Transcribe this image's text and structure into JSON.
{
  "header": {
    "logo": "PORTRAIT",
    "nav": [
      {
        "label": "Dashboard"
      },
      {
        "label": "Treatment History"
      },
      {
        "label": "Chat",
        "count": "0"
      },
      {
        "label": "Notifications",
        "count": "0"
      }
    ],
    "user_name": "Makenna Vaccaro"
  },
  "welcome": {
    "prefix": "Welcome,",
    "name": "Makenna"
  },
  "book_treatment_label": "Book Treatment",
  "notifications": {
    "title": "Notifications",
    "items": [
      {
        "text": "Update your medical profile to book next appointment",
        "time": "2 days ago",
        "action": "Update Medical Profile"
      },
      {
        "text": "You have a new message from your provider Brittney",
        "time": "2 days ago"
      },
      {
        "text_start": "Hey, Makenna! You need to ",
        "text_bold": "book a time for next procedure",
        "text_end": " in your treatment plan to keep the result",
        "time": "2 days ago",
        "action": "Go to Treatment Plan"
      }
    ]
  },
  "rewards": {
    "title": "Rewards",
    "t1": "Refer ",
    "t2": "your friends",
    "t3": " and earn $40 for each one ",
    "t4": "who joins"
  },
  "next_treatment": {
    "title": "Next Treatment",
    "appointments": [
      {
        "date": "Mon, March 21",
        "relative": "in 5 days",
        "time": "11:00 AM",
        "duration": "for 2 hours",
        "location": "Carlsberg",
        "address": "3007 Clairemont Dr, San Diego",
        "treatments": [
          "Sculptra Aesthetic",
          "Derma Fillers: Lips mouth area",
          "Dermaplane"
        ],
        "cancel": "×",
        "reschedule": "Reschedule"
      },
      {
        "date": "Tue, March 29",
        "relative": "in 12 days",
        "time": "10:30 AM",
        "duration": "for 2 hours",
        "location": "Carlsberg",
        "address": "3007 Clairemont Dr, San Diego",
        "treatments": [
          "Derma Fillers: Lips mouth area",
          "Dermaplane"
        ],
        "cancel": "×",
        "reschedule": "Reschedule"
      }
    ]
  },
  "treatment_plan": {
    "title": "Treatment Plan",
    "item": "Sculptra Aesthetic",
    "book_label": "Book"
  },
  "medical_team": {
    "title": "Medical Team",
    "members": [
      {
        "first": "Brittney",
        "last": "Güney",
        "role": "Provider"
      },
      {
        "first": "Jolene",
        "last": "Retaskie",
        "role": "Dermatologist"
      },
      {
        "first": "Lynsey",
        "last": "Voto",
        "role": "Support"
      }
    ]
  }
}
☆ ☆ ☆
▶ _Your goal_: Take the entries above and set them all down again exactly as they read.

▶ _Output of the task_:
Transcribe this image's text and structure into JSON.
{
  "header": {
    "logo": "PORTRAIT",
    "nav": [
      {
        "label": "Dashboard"
      },
      {
        "label": "Treatment History"
      },
      {
        "label": "Chat",
        "count": "0"
      },
      {
        "label": "Notifications",
        "count": "0"
      }
    ],
    "user_name": "Makenna Vaccaro"
  },
  "welcome": {
    "prefix": "Welcome,",
    "name": "Makenna"
  },
  "book_treatment_label": "Book Treatment",
  "notifications": {
    "title": "Notifications",
    "items": [
      {
        "text": "Update your medical profile to book next appointment",
        "time": "2 days ago",
        "action": "Update Medical Profile"
      },
      {
        "text": "You have a new message from your provider Brittney",
        "time": "2 days ago"
      },
      {
        "text_start": "Hey, Makenna! You need to ",
        "text_bold": "book a time for next procedure",
        "text_end": " in your treatment plan to keep the result",
        "time": "2 days ago",
        "action": "Go to Treatment Plan"
      }
    ]
  },
  "rewards": {
    "title": "Rewards",
    "t1": "Refer ",
    "t2": "your friends",
    "t3": " and earn $40 for each one ",
    "t4": "who joins"
  },
  "next_treatment": {
    "title": "Next Treatment",
    "appointments": [
      {
        "date": "Mon, March 21",
        "relative": "in 5 days",
        "time": "11:00 AM",
        "duration": "for 2 hours",
        "location": "Carlsberg",
        "address": "3007 Clairemont Dr, San Diego",
        "treatments": [
          "Sculptra Aesthetic",
          "Derma Fillers: Lips mouth area",
          "Dermaplane"
        ],
        "cancel": "×",
        "reschedule": "Reschedule"
      },
      {
        "date": "Tue, March 29",
        "relative": "in 12 days",
        "time": "10:30 AM",
        "duration": "for 2 hours",
        "location": "Carlsberg",
        "address": "3007 Clairemont Dr, San Diego",
        "treatments": [
          "Derma Fillers: Lips mouth area",
          "Dermaplane"
        ],
        "cancel": "×",
        "reschedule": "Reschedule"
      }
    ]
  },
  "treatment_plan": {
    "title": "Treatment Plan",
    "item": "Sculptra Aesthetic",
    "book_label": "Book"
  },
  "medical_team": {
    "title": "Medical Team",
    "members": [
      {
        "first": "Brittney",
        "last": "Güney",
        "role": "Provider"
      },
      {
        "first": "Jolene",
        "last": "Retaskie",
        "role": "Dermatologist"
      },
      {
        "first": "Lynsey",
        "last": "Voto",
        "role": "Support"
      }
    ]
  }
}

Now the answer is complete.